The need for a consensus mechanism arose in order to prevent bad players from capturing the network. Bad players may include persons doing multiple false transactions etc.
Consensus mechanisms also solve the problem of double-spending by making it expensive and difficult to propose a new block of validated transactions, discouraging bad actors from trying.
Similarly, the mechanism incentivizes the “good” nodes to propose blocks they genuinely believe will be accepted to receive valuable rewards.
Types of Consensus Mechanisms
Proof of Work
Proof of work is the original consensus mechanism that was first used by bitcoin. Under this mechanism, to validate a transaction, all miners need to solve a complex mathematical puzzle. The one who solves the puzzle the fastest is the winner and gets to upload & validate the transaction. The winner is also rewarded with a pre-determined amount of crypto. As everyone has to solve the puzzle and only one gets to win the transaction, a lot of developers realized this early that this method is time-consuming as well as consumes a lot of energy. Hence, it’s not sustainable and scalable. This led to another consensus mechanism called proof of stake.
Read more about What is Proof of Work? to understand the concept in depth
Proof of Stake
Proof of stake is the updated version of proof of work to validate the transaction on the chain. Under this mechanism, the miners (called validators here) get a chance to stake their native crypto in exchange for getting the chance to validate a transaction and hence win some reward. A winner is selected on the amount of crypto each validator has in the pool and the duration of time they’ve had it there. It is meant to reward the most invested participant.

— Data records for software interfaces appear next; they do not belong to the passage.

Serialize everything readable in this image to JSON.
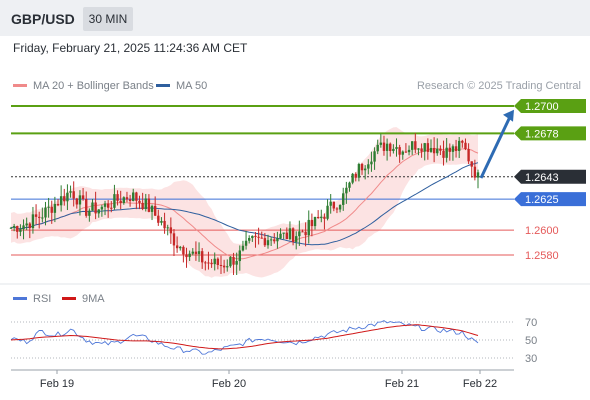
{
  "header": {
    "pair": "GBP/USD",
    "timeframe": "30 MIN"
  },
  "datetime": "Friday, February 21, 2025 11:24:36 AM CET",
  "legend": {
    "ma20_label": "MA 20 + Bollinger Bands",
    "ma50_label": "MA 50",
    "credit": "Research © 2025 Trading Central",
    "rsi_label": "RSI",
    "rsi_ma_label": "9MA"
  },
  "colors": {
    "ma20": "#f08a8a",
    "ma50": "#2f5f9e",
    "bands": "#fcdede",
    "up_candle": "#2e7d32",
    "down_candle": "#c62828",
    "resistance": "#5aa013",
    "support": "#3a6fd8",
    "target": "#e55a5a",
    "rsi": "#4e77d8",
    "rsi_ma": "#d01818",
    "arrow": "#2e6bb3"
  },
  "chart_data": {
    "type": "candlestick",
    "symbol": "GBP/USD",
    "timeframe": "30 MIN",
    "ylim": [
      1.2545,
      1.2705
    ],
    "x_ticks": [
      "Feb 19",
      "Feb 20",
      "Feb 21",
      "Feb 22"
    ],
    "levels": [
      {
        "value": 1.27,
        "label": "1.2700",
        "kind": "resistance"
      },
      {
        "value": 1.2678,
        "label": "1.2678",
        "kind": "resistance"
      },
      {
        "value": 1.2643,
        "label": "1.2643",
        "kind": "current"
      },
      {
        "value": 1.2625,
        "label": "1.2625",
        "kind": "pivot"
      },
      {
        "value": 1.26,
        "label": "1.2600",
        "kind": "support"
      },
      {
        "value": 1.258,
        "label": "1.2580",
        "kind": "support"
      }
    ],
    "forecast_arrow": {
      "from": 1.2642,
      "to": 1.2697
    },
    "price_path": [
      1.2602,
      1.2605,
      1.2612,
      1.2622,
      1.2632,
      1.2616,
      1.2618,
      1.2624,
      1.2628,
      1.262,
      1.2606,
      1.2589,
      1.2581,
      1.2574,
      1.2572,
      1.2578,
      1.2591,
      1.2594,
      1.2595,
      1.2597,
      1.2604,
      1.2616,
      1.2626,
      1.2648,
      1.2662,
      1.267,
      1.2665,
      1.267,
      1.2667,
      1.2663,
      1.2668,
      1.2642
    ],
    "rsi": {
      "ylim": [
        30,
        70
      ],
      "ticks": [
        70,
        50,
        30
      ],
      "path": [
        52,
        48,
        60,
        55,
        62,
        50,
        45,
        47,
        55,
        52,
        45,
        40,
        38,
        35,
        40,
        44,
        50,
        52,
        49,
        47,
        52,
        56,
        60,
        64,
        67,
        70,
        67,
        64,
        62,
        60,
        58,
        45
      ],
      "ma9_path": [
        50,
        51,
        53,
        54,
        55,
        54,
        52,
        50,
        49,
        49,
        48,
        46,
        43,
        41,
        40,
        41,
        43,
        46,
        48,
        49,
        50,
        52,
        55,
        58,
        61,
        64,
        66,
        67,
        65,
        63,
        60,
        55
      ]
    }
  }
}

Read more about What is Proof of Stake? to understand PoS better
Proof of History
Proof of History is an evolved version of Proof of Stake. A Solana native mechanism, proof of history works on validating a transaction based on previous historical events. It employs the Verifiable Delay Function, which calculates the time based on historical occurrences. After analyzing these occurrences, a hash function is
constructed that can be confirmed by anybody. Every block created by the network has this hash appended to it.
You can read more about What is Proof of History? to understand better
The main aim behind every consensus mechanism is to validate a transaction in the best possible manner and remove bad players from the network. Proof of Work is still being used on many chains including bitcoin and ethereum, Proof of Stake is considered to be the future with its easy scalability and sustainability. Proof of History, though, an updated version, still remains native to Solana amongst mainstream blockchains